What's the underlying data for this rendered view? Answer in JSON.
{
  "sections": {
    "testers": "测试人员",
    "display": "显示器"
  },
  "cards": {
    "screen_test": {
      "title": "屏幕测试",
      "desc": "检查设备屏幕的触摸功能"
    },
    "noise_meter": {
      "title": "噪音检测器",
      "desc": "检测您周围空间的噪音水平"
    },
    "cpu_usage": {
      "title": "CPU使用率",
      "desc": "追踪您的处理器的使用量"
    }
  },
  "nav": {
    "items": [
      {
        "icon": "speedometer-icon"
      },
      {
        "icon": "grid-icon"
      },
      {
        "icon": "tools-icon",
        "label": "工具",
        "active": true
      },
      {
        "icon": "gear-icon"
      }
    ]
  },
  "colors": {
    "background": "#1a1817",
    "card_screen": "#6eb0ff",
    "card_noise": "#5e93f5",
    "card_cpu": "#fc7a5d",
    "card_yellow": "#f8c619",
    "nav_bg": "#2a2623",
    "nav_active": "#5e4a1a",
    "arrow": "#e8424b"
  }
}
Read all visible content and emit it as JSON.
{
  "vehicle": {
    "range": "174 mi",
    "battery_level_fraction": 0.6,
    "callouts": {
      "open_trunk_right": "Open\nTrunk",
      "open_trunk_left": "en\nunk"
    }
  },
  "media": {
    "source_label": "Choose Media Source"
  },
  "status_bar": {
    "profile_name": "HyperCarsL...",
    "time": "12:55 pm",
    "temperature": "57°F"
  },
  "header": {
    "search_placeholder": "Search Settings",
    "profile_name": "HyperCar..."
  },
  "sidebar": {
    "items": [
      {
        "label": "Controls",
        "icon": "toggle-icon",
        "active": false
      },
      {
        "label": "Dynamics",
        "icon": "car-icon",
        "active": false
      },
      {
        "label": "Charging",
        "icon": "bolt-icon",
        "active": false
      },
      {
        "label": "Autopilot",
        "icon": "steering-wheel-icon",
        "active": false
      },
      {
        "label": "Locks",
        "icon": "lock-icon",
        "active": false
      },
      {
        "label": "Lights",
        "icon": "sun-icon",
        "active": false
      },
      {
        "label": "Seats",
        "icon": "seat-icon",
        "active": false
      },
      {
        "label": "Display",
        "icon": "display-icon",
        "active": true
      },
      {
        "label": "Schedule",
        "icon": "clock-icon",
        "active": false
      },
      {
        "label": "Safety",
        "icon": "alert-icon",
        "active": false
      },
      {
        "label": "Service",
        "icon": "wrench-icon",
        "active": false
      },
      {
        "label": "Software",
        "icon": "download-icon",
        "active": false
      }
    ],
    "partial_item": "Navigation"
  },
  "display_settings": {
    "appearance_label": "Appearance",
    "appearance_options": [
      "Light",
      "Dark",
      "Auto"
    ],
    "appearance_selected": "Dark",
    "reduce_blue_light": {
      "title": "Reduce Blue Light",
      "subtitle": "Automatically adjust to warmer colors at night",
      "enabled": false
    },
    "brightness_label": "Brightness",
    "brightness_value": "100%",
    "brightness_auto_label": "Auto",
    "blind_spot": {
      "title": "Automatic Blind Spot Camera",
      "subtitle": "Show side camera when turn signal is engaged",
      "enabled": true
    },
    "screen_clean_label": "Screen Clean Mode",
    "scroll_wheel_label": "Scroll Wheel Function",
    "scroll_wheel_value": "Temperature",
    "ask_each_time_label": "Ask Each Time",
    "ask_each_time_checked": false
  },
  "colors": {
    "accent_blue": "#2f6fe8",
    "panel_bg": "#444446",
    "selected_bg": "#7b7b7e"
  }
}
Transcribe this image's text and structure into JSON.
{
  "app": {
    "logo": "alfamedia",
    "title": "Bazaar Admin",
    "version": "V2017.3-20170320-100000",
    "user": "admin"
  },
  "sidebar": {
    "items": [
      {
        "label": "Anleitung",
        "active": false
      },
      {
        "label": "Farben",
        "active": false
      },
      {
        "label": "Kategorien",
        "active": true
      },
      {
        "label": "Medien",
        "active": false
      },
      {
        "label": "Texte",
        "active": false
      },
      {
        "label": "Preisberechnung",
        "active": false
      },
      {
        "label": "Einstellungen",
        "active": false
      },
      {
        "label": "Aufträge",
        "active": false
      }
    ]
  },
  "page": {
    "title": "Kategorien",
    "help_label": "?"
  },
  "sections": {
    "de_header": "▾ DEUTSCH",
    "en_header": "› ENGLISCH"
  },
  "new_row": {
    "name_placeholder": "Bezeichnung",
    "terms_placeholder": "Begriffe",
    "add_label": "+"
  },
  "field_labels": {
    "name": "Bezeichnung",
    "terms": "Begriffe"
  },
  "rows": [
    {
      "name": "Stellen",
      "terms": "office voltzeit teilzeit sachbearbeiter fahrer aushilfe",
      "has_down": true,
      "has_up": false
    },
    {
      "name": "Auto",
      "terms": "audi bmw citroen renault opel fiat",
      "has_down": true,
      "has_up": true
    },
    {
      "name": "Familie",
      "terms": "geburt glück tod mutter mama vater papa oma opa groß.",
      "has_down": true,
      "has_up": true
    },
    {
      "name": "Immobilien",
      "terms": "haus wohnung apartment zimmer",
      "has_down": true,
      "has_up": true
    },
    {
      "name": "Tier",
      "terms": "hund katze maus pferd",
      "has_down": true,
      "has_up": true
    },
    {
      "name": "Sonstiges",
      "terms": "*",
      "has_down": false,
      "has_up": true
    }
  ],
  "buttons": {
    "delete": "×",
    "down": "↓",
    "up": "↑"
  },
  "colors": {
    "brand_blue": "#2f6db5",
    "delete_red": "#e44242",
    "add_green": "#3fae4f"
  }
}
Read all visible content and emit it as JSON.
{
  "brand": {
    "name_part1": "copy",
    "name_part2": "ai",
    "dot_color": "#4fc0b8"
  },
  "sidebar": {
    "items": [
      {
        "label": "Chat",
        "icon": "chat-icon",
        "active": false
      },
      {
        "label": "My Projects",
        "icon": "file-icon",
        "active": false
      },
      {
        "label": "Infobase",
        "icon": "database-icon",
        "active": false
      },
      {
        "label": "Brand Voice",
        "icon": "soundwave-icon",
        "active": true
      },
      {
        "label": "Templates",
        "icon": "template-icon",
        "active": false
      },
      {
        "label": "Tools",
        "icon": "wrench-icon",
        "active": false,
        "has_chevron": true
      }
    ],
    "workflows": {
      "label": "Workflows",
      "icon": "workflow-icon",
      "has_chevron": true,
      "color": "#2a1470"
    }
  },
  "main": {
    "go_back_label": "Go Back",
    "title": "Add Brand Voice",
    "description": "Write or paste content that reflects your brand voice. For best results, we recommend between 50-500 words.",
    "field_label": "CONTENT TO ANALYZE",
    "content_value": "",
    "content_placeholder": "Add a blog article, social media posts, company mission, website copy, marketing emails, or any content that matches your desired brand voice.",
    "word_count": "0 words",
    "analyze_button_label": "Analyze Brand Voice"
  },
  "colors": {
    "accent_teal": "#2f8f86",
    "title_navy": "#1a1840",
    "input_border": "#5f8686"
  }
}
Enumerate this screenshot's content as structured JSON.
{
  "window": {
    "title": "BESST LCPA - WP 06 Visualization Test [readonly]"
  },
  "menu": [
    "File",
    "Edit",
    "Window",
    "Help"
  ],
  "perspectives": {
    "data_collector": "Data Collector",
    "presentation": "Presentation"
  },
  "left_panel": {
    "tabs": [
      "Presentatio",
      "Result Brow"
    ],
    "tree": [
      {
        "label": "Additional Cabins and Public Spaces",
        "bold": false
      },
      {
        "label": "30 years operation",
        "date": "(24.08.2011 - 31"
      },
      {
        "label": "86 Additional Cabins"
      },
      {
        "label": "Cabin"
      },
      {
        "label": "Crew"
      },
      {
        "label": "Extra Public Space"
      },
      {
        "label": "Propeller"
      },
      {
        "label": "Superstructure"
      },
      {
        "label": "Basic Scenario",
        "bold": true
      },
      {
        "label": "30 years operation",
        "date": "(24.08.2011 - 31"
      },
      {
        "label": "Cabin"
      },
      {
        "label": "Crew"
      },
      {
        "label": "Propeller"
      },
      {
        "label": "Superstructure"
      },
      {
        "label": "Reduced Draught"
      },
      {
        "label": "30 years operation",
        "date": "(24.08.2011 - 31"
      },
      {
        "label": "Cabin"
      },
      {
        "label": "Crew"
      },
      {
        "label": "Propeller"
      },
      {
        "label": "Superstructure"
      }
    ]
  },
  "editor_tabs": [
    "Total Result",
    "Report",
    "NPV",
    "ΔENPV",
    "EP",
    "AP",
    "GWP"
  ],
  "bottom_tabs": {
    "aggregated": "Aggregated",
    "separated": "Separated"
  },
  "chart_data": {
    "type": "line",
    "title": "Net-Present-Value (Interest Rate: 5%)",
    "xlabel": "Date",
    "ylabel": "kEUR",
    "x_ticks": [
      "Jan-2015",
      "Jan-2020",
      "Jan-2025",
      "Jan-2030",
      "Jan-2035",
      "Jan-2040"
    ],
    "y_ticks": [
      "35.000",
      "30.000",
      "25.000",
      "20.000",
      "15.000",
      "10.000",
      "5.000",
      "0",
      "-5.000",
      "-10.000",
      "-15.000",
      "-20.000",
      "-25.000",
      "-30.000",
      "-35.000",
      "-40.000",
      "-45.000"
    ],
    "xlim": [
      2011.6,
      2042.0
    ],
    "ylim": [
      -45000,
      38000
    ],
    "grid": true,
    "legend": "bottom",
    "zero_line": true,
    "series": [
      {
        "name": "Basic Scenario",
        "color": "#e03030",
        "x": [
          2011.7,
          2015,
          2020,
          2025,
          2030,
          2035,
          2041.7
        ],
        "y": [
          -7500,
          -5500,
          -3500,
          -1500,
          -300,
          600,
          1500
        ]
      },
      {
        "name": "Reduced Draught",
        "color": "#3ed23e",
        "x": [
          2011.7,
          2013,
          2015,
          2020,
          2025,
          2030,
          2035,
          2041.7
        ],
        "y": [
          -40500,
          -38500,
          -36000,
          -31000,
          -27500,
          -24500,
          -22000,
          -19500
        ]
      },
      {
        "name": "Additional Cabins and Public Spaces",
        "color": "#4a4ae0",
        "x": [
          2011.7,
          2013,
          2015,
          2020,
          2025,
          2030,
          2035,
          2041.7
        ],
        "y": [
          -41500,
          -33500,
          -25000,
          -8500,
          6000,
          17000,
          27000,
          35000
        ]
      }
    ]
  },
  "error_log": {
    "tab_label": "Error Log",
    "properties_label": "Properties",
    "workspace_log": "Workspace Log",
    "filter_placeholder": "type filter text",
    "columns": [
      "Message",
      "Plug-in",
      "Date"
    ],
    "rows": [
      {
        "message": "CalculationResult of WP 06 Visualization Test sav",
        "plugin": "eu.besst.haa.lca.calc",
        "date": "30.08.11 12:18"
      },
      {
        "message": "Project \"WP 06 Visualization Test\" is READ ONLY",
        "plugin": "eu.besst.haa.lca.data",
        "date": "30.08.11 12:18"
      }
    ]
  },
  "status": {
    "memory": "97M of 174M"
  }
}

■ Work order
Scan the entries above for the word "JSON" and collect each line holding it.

■ Exercise solution
What's the underlying data for this rendered view? Answer in JSON.
Read all visible content and emit it as JSON.
Transcribe this image's text and structure into JSON.
Read all visible content and emit it as JSON.
Enumerate this screenshot's content as structured JSON.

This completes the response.